= Beginning of Section =
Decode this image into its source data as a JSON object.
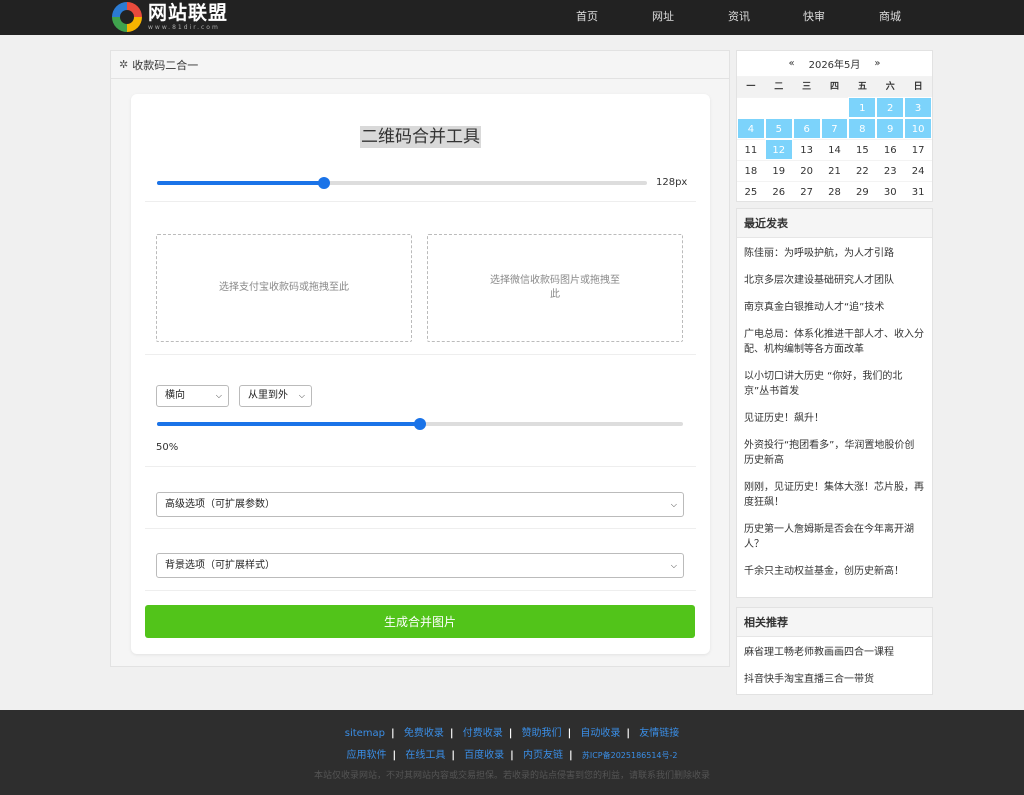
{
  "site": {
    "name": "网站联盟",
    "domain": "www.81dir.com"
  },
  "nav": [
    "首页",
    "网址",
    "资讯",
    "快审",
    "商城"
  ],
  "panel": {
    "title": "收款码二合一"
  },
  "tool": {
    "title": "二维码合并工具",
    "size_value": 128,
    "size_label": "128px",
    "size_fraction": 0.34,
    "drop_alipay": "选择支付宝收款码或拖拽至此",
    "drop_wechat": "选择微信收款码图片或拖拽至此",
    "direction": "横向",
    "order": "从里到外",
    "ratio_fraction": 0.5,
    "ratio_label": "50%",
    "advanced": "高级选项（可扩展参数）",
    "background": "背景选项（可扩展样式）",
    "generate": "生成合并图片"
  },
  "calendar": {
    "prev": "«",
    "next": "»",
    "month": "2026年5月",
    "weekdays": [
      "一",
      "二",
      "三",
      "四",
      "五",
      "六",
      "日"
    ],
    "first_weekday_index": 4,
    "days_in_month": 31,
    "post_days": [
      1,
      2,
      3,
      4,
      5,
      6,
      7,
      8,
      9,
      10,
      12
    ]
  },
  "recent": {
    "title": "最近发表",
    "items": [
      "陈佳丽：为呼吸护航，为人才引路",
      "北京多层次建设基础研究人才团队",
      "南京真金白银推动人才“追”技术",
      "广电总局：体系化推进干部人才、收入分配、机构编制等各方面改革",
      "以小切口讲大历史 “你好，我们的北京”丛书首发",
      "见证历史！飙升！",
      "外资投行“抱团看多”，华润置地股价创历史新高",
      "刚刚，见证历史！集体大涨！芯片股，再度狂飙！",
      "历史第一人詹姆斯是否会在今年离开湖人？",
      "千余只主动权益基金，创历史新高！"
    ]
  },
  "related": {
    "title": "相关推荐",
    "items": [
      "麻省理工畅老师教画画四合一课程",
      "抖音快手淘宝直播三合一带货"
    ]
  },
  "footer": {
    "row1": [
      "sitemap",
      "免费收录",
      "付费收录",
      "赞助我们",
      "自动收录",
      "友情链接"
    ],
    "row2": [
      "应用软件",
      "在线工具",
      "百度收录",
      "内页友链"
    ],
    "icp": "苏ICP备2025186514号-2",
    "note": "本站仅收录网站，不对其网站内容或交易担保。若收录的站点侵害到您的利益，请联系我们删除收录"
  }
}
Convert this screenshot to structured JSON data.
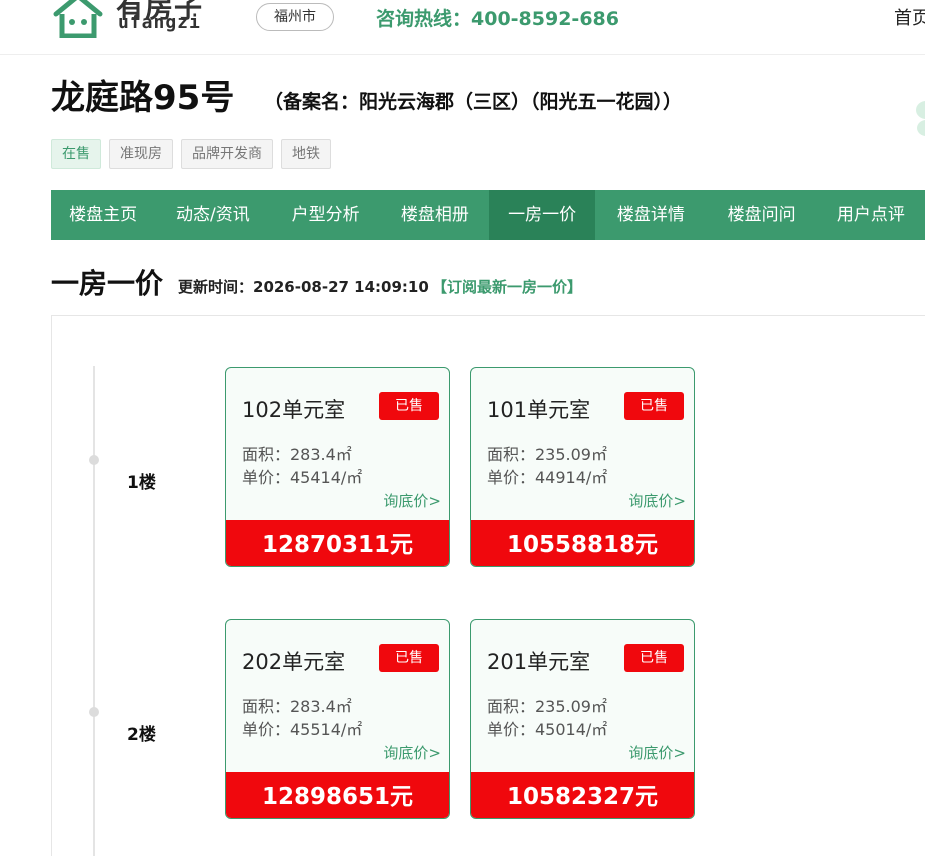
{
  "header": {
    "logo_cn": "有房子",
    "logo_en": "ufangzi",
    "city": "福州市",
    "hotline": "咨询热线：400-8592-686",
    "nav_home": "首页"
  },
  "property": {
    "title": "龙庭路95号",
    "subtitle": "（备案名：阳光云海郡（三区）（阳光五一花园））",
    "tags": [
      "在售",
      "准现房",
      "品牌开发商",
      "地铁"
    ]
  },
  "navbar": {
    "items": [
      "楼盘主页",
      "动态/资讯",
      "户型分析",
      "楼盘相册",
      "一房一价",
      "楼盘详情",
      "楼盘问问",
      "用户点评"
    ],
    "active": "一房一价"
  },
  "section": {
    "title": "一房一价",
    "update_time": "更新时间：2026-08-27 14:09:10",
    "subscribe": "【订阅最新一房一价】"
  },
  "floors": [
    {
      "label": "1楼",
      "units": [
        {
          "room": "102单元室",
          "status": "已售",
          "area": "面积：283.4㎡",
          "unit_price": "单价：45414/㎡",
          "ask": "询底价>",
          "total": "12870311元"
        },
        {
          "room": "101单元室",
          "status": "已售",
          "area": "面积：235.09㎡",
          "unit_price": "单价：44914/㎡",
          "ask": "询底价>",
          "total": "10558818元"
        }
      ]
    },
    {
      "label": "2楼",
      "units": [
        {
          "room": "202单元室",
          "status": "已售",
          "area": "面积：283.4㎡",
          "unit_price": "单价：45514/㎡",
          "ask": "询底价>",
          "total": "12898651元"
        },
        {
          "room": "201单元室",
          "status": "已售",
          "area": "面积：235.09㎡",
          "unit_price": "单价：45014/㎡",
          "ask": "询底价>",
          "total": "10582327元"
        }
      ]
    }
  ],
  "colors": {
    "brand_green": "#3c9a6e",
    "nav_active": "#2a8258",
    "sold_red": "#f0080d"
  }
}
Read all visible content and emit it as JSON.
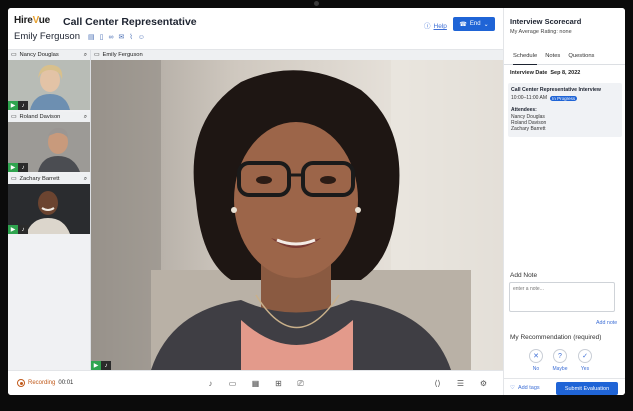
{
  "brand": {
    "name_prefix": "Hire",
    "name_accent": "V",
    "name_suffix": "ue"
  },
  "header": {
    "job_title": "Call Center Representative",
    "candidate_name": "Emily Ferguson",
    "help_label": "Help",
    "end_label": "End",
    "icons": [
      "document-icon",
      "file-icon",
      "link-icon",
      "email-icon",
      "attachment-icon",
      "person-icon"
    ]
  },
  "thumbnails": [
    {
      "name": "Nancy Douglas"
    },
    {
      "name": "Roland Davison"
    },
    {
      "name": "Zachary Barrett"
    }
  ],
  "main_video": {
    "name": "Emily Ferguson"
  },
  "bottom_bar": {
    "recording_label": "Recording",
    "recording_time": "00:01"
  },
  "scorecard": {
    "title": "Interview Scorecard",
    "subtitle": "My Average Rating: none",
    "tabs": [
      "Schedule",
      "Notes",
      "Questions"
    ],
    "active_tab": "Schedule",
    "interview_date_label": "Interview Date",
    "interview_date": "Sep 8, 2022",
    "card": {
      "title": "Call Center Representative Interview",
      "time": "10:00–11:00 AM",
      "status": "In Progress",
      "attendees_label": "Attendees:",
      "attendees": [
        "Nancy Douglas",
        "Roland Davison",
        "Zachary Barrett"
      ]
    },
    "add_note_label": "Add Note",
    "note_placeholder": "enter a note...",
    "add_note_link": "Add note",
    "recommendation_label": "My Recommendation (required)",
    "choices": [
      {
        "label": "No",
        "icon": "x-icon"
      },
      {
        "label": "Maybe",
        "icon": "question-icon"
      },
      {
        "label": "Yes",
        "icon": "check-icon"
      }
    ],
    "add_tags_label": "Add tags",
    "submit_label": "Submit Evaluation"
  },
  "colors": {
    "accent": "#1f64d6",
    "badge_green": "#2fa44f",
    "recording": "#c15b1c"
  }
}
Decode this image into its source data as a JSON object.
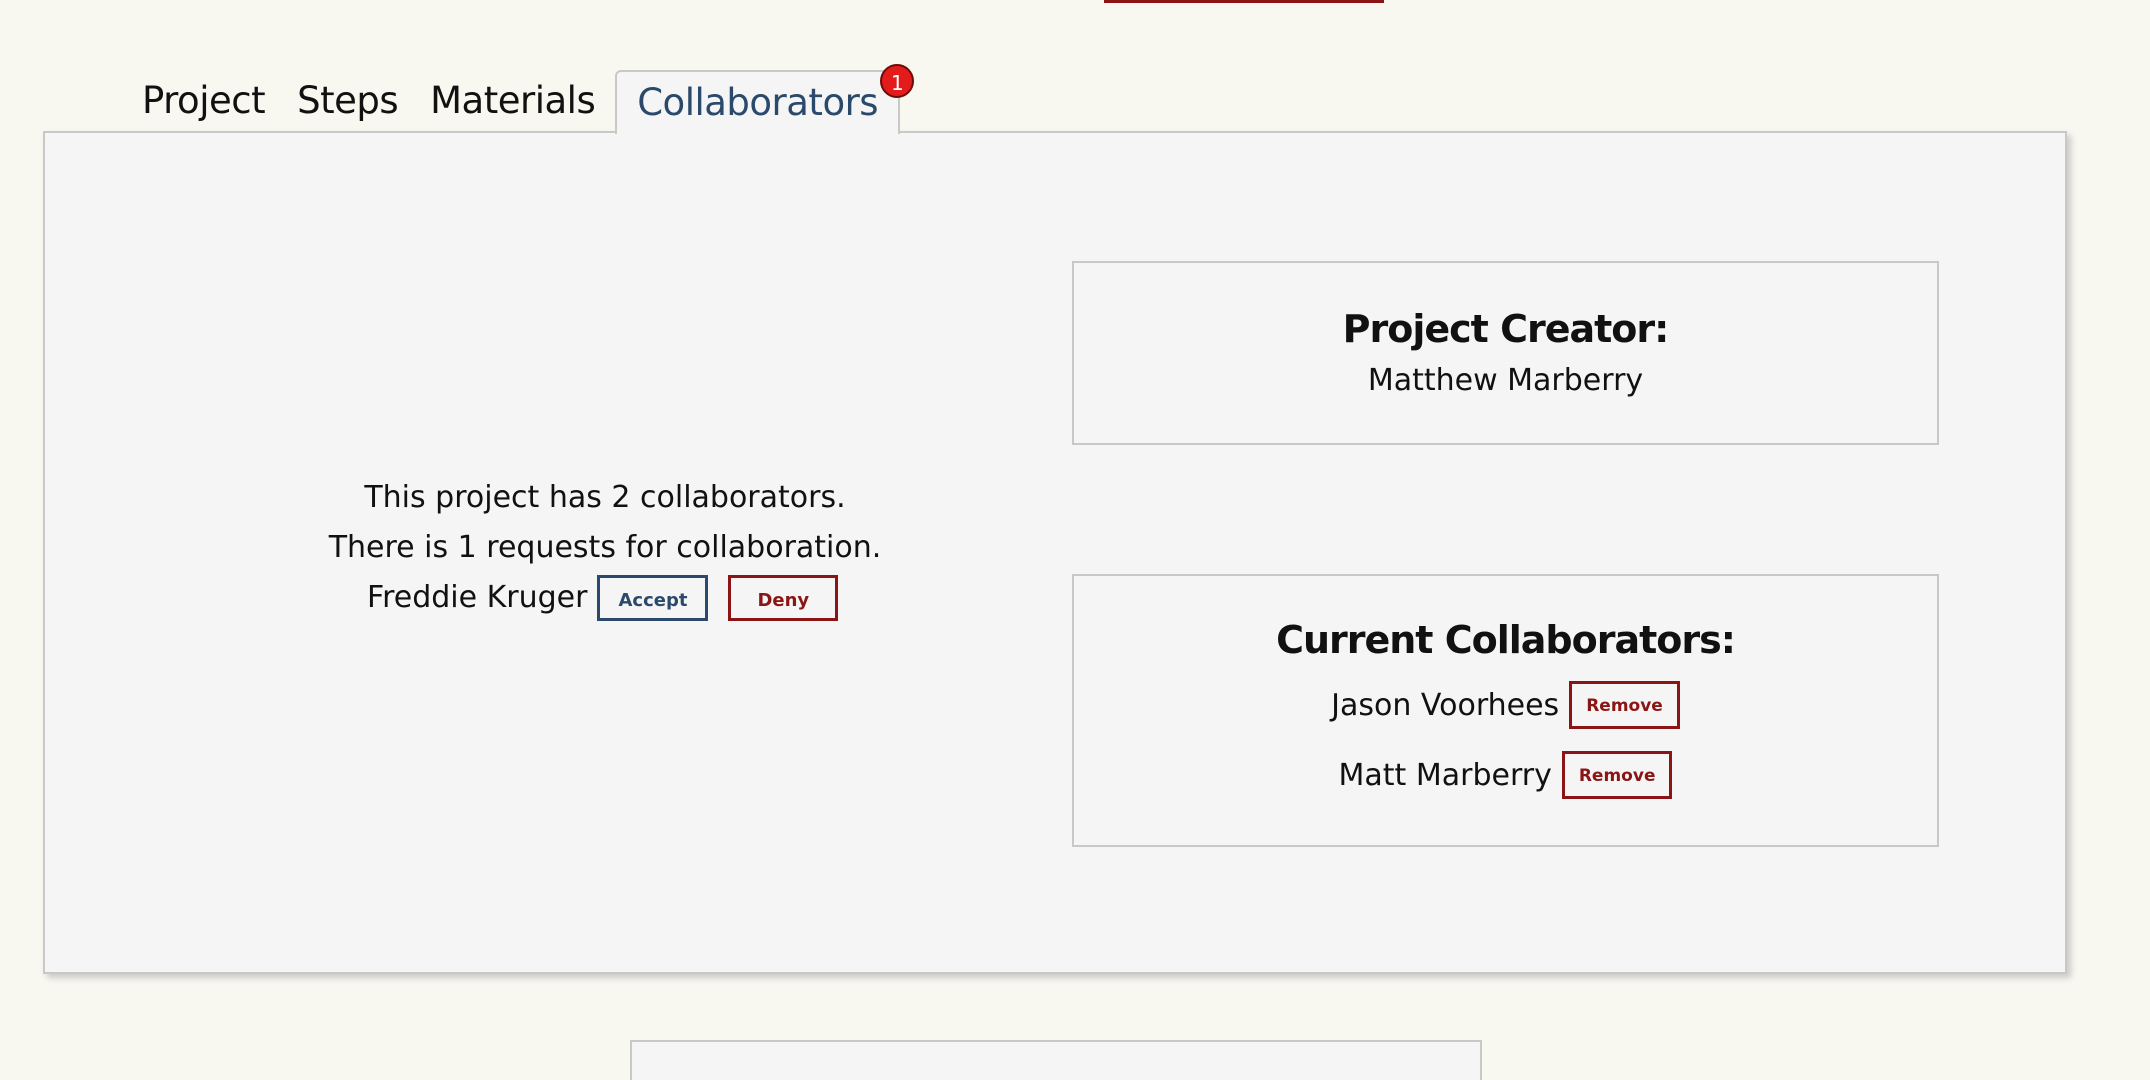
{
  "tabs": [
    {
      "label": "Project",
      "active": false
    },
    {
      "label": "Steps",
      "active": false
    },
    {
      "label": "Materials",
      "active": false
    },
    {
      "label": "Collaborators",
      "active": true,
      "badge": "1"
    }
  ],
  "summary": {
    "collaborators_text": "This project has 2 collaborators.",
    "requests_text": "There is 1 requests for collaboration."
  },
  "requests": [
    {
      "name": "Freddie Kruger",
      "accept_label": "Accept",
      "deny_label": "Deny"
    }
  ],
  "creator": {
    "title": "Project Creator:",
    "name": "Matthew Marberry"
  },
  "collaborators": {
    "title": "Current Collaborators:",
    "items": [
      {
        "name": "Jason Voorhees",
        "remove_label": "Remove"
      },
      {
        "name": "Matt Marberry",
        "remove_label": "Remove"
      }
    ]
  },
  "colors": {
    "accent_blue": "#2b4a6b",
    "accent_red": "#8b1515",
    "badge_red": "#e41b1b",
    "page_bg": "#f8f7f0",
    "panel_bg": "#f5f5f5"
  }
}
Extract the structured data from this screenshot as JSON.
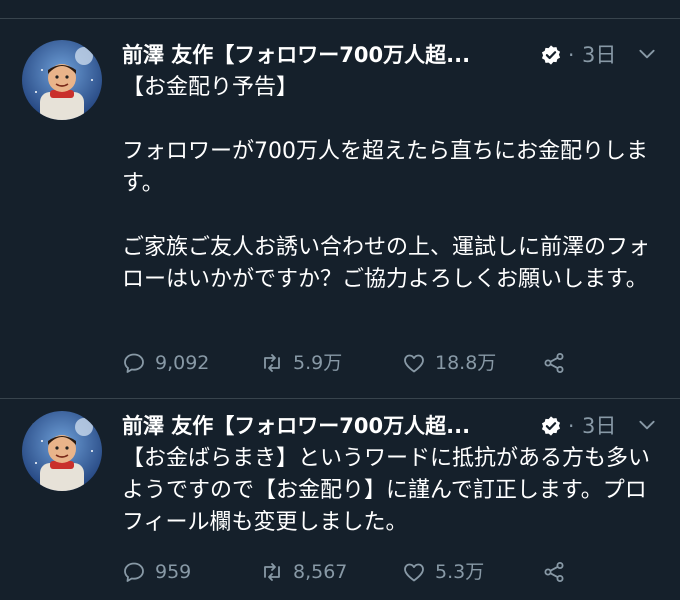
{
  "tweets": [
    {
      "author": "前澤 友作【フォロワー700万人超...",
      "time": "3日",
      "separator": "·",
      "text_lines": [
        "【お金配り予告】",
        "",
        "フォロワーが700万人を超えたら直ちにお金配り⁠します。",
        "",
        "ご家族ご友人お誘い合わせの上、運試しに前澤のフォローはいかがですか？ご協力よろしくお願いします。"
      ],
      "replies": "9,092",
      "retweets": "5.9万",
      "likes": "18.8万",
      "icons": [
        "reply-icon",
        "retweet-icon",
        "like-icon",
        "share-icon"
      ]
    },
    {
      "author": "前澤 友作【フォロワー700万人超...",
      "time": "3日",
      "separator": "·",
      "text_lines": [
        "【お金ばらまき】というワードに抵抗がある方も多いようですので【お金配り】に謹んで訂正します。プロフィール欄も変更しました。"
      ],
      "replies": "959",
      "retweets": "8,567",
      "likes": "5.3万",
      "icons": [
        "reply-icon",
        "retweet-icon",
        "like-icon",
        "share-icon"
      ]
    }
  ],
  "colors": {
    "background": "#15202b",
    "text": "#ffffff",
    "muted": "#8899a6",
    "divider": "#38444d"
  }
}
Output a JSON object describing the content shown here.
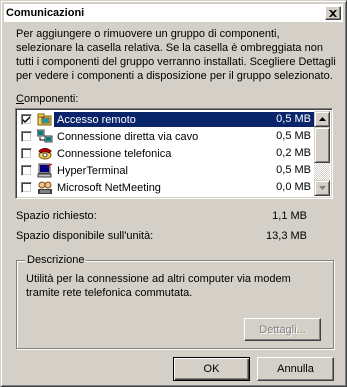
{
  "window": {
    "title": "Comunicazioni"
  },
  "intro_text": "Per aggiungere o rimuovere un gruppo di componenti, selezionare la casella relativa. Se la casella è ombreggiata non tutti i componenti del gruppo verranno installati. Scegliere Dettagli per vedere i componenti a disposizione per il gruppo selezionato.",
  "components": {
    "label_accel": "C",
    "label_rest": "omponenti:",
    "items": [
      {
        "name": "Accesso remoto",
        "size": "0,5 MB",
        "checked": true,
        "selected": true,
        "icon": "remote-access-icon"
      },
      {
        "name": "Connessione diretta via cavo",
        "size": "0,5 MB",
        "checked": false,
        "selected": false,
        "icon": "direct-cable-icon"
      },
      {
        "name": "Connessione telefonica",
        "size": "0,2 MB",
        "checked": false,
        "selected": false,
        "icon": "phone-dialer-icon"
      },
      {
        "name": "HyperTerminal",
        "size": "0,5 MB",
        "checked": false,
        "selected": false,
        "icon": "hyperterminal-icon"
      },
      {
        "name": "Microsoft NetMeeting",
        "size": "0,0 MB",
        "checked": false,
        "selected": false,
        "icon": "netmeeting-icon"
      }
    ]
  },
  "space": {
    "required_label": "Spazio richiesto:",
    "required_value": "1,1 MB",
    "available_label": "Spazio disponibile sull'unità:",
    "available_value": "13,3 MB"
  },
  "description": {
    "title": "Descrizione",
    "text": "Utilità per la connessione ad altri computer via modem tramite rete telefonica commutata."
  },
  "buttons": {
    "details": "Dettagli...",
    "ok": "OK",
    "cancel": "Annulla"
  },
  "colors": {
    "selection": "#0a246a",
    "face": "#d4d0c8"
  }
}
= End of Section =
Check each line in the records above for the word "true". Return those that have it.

      "active": true,
        "checked": true,
        "selected": true,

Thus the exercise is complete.